Submitted to: Agronomy Journal
Publication Type: Peer Reviewed Journal
Publication Acceptance Date: November 22, 2005
Publication Date: May 1, 2006
Repository URL: http://hdl.handle.net/10113/3630
Citation: Fleisher, D.H., Shillito, R.M., Timlin, D.J., Kim, S., Reddy, V. 2006. Approaches to modeling potato leaf appearance rate. Agronomy Journal. 98:522-528. Interpretive Summary: Crop growth models are used to predict plant responses to factors including light, temperature, nutrients and water. Scientists and farmers can use these predictions to help make decisions such as when to irrigate or add fertilizer. However, the model predictions need to be reliable in order to provide realistic data. One way to improve the accuracy of potato models is to include equations that simulate the growth of individual leaves. Experiments were conducted to generate data on the development of potato leaves in the plant canopy under different air temperatures.
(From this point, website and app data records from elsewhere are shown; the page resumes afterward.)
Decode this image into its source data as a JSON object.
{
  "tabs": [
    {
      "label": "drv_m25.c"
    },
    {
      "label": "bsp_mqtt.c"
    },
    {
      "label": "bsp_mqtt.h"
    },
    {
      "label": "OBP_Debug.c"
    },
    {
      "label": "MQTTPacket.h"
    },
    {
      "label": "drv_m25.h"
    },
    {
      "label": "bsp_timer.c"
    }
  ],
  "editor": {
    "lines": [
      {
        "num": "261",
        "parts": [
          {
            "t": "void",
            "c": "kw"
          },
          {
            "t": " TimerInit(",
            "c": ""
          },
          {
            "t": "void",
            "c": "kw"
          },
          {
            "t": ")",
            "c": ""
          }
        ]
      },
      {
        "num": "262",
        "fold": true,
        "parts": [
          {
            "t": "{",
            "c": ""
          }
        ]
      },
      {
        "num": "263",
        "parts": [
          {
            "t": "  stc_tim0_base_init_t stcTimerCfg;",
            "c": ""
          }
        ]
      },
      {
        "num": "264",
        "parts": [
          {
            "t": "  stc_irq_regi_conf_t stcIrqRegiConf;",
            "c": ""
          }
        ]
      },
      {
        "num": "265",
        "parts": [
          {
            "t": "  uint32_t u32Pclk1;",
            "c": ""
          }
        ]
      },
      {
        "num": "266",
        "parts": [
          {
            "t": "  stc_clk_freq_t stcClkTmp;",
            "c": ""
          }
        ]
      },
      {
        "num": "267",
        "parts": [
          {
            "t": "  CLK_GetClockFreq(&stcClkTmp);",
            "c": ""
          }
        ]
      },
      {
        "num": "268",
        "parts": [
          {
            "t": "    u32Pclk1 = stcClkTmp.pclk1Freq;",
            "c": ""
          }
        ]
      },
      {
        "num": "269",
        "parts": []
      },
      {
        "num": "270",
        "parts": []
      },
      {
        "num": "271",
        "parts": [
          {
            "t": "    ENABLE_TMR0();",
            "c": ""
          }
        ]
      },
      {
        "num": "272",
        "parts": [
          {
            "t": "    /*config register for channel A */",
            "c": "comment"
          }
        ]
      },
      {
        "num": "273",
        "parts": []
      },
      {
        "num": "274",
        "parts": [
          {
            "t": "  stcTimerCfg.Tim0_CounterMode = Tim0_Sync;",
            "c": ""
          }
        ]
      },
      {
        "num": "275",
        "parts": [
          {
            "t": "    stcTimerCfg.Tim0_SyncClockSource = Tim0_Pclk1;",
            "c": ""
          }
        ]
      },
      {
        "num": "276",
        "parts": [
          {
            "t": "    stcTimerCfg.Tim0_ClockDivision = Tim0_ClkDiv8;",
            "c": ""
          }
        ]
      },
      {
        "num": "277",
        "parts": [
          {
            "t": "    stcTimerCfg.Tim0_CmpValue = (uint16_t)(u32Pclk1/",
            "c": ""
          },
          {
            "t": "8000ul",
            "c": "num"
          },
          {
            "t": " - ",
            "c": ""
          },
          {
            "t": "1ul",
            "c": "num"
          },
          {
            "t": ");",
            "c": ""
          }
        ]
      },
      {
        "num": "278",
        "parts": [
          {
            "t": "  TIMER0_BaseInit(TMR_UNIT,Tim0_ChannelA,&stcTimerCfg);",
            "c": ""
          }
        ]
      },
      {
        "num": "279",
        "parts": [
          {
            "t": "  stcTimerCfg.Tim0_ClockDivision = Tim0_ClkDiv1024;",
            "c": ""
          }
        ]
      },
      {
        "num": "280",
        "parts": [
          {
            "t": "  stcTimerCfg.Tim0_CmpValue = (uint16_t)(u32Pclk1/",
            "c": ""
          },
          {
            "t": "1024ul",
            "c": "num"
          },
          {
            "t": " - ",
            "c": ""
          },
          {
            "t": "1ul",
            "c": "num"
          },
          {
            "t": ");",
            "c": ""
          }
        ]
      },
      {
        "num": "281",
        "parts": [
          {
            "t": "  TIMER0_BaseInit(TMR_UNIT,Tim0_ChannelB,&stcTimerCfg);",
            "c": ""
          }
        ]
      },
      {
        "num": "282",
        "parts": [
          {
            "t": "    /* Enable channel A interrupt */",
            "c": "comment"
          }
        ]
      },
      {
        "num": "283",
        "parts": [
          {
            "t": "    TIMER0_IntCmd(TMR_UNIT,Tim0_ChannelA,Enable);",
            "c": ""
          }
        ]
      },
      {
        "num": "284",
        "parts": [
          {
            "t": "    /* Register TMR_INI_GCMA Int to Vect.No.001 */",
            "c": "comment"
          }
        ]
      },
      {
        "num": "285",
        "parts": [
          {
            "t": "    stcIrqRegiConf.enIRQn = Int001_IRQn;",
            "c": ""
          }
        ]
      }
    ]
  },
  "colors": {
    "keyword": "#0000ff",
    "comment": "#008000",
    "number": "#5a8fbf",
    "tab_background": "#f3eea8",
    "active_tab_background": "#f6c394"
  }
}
Methods for using that data to improve the potato models were evaluated. Farmers, scientists, and policy planners who need improved predictions on potato responses to nutrient, water, climate, and land-use changes will benefit from the research.
Technical Abstract: Two approaches for modeling potato (Solanum tuberosum cv. Kennebec) main and apical stem leaf appearance rates were evaluated, one based on thermal time using the phyllochron, and a second based on a nonlinear temperature response function using a beta distribution. In order to build and test the models, two data sets of leaf appearance measurements at different temperatures (14/10, 17/12, 20/15, 23/18, 28/23, and 34/29°C thermoperiods with a 16/8 hour cycle) were obtained from SPAR (soil-plant-atmosphere-research) chambers. A third set of leaf appearance data from a field trial was obtained for partial validation purposes. Leaf appearance rate linearly increased with growth temperature from 14/10°C to 28/23°C in the first SPAR data set, but declined at the 34/29°C treatment. A phyllochron of 28.2 GDD4°C/leaf was obtained with all the data and 23.5 without the 34/29°C treatment. Parameters for the beta distribution function, which included all data, were Tmax = 40.46°C, Topt = 27.98°C, and Rmax = 0.979 leaves/plant per day. Simulated leaf appearance numbers were accurate in comparison with the 2nd SPAR data set with both the 23.5 GDD4°C/leaf phyllochron and nonlinear temperature response approaches. Partial validation performed with the field data set showed that both models were suitable for simulating potato leaf appearance rates. However, the temperature function approach has advantages in that nonlinear relationships can be included in a single equation.